Are we sleepwalking into trouble?

Are we sleep walking into dismantling rural communities?

We work hard with rural communities to identify need, choose sites and design affordable homes that are a credit to the village but I’m concerned this won’t be able to continue.

I agree with Greg Clark. His speech at the LGA conference described exactly why it is so very important to work to protect our rural communities.

He said: “The basic condition of a community is that successive generations of that community should be able to live there. Otherwise they are, in effect, exiled. Exiled from their families, exiled from their roots and their shared history, exiled from each other. For centuries, to be exiled – to be sent away – was considered to be an extreme penalty, reserved for the most serious of offences against the community. Yet in many parts of our country it has become normal for young people to leave, though not out of choice. This might be to find work, but more-and-more it is to find a home they can afford.

“If we want to maintain the chain of community – and a place for the next generation – then we must make sure we have the homes to welcome them to.”

The essence of true community is still alive and kicking in many of our villages. Knowing your neighbours for many years, even generations, comes with downsides as well as upsides but overall is surely better, cheaper for the government, and is a natural way for us to live.

Landowners with a sense of community make low cost ‘Rural Exception Sites’ available. These are sites are outside the village envelope and are not designated for development. They are very often a corner of a farmer’s field. We are only able to develop them because we undertake to keep them affordable and prioritise this housing for people who contribute to the community in perpetuity.

Parish councils ask for affordable housing. We all work hand in hand to identify need, choose sites and design attractive, energy efficient homes that are a credit to the village and leave the best possible legacy. The Rural Pledge frames this relationship of trust.

A number of recent announcements seem to be working together though to seriously damage this. I do not believe any of this was intentionally anti-rural but the combined effect is really worrying. We have:

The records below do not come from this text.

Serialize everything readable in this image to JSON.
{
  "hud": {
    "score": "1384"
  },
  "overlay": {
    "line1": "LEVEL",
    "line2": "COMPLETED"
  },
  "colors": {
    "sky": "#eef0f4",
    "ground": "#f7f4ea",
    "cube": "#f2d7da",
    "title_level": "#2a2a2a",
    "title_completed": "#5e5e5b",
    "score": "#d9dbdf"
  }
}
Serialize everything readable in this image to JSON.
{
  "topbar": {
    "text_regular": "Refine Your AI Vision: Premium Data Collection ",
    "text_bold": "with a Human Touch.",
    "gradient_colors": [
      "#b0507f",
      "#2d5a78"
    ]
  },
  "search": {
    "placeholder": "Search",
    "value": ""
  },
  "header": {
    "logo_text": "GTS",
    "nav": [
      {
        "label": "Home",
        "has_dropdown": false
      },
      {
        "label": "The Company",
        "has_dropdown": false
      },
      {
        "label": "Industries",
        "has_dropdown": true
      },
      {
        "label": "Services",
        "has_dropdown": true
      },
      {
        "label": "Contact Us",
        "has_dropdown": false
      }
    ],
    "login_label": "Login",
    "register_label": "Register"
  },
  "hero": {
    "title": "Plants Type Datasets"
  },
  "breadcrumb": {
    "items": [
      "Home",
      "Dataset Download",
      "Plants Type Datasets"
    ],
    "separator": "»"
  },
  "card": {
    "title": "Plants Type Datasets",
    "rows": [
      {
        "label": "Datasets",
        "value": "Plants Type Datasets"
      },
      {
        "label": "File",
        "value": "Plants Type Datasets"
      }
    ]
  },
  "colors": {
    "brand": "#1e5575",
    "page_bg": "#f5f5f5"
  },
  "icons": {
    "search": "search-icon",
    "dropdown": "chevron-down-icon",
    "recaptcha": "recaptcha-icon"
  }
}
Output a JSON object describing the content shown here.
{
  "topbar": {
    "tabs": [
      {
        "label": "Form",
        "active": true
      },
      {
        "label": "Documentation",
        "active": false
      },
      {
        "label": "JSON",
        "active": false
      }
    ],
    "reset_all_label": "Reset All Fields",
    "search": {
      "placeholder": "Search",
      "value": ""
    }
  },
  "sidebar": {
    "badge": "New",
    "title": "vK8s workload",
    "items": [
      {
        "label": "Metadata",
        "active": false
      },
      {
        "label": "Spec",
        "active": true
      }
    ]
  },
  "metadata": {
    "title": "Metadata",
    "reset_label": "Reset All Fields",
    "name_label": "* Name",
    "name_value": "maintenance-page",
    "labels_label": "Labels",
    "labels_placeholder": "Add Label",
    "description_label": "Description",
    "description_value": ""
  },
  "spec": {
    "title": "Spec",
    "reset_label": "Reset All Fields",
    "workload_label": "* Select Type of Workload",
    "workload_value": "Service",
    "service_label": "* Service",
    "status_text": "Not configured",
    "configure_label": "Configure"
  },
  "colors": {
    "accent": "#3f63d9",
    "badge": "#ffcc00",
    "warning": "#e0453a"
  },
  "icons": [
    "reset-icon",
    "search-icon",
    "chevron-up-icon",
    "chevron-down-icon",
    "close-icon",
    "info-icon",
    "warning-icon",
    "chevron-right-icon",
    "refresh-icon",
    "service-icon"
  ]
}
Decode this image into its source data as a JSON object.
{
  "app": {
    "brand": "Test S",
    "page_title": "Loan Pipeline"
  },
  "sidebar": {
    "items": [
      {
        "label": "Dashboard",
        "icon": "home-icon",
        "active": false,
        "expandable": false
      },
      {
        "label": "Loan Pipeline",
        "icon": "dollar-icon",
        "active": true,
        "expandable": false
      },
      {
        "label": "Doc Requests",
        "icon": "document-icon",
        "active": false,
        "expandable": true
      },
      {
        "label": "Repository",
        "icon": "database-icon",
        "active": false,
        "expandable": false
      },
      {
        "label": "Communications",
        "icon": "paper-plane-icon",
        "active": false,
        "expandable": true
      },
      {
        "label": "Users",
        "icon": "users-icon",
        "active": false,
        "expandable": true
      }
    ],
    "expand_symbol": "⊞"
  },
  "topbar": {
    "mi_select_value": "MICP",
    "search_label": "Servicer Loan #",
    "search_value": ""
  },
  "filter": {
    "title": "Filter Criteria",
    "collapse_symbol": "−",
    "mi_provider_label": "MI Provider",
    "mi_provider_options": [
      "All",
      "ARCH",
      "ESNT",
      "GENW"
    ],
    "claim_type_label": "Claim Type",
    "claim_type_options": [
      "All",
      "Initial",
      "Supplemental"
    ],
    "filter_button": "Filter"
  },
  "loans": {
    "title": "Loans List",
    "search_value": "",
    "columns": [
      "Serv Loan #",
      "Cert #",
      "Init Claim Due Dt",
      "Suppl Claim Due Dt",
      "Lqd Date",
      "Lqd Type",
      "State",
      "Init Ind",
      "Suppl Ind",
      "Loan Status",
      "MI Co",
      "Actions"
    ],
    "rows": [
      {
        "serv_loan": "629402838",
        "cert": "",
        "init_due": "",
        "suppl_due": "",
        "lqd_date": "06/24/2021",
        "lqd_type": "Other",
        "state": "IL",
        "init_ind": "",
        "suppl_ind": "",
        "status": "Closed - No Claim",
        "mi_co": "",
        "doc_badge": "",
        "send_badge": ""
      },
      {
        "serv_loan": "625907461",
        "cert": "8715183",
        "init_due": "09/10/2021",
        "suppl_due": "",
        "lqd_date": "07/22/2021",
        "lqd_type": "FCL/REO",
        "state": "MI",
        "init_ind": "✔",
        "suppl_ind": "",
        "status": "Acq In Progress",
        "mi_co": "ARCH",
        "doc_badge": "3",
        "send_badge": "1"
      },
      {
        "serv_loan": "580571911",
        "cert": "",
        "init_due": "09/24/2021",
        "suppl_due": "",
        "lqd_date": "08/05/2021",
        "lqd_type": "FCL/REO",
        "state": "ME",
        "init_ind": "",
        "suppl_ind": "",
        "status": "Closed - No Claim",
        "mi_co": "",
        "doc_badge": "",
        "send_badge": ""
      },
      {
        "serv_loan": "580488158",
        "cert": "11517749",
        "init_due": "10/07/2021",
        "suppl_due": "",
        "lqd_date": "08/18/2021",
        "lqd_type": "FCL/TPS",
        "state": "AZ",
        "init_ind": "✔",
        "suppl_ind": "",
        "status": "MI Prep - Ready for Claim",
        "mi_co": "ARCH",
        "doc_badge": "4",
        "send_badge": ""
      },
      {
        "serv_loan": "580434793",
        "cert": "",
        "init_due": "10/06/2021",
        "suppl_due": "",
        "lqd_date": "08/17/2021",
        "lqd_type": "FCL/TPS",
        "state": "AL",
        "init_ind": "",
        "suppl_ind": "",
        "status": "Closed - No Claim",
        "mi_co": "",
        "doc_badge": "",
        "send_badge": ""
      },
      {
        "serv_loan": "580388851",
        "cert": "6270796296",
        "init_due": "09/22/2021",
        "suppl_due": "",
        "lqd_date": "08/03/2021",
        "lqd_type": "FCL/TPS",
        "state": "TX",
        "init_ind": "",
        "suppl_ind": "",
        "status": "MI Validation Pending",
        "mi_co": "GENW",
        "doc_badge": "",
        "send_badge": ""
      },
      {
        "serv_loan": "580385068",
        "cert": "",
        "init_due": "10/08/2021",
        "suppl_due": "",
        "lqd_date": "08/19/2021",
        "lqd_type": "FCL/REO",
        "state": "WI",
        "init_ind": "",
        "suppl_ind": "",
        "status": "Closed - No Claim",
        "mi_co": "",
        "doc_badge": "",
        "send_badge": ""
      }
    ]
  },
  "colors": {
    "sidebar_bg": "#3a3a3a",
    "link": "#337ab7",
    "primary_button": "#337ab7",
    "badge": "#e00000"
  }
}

  • a starting point of very low levels of rural affordable homes, about 8% of total stock in rural areas compared with 20% in urban areas
  • local families taken off housing waiting lists because waiting lists are being culled and they are not in serious housing need
  • new supply of affordable homes reduced by 50-60% now that developers are not providing affordable housing on small sites
  • the extended Right to Buy. Affordable housing in rural communities is mainly houses and we know that the RTB in years past has impacted disproportionately on rural communities.

So we have a shortage of affordable homes for rural communities already and some of these could be lost through Right to Buy. I would also anticipate fewer new affordable homes built in the future. In addition the families that make up the existing community are often invisible now to housing providers and do not have access to affordable housing in the village.

In addition, it is even harder for people to move home to avoid paying the ‘Under Occupancy Penalty’ (Bedroom Tax), or to move for work or social reasons.

It doesn’t stop there sadly, on Rural Exception Site schemes:

  • landowners are likely to stop providing land at low prices if they think someone else is going to make a significant profit or if they think the home will not be protected in perpetuity for people with a connection to the community
  • local people are likely to lose confidence in housing associations and not want to ask us to develop schemes if we cannot guarantee the homes will be held in perpetuity for people with a local connection to the village.

It would be so easy, by accident, to lose something very special.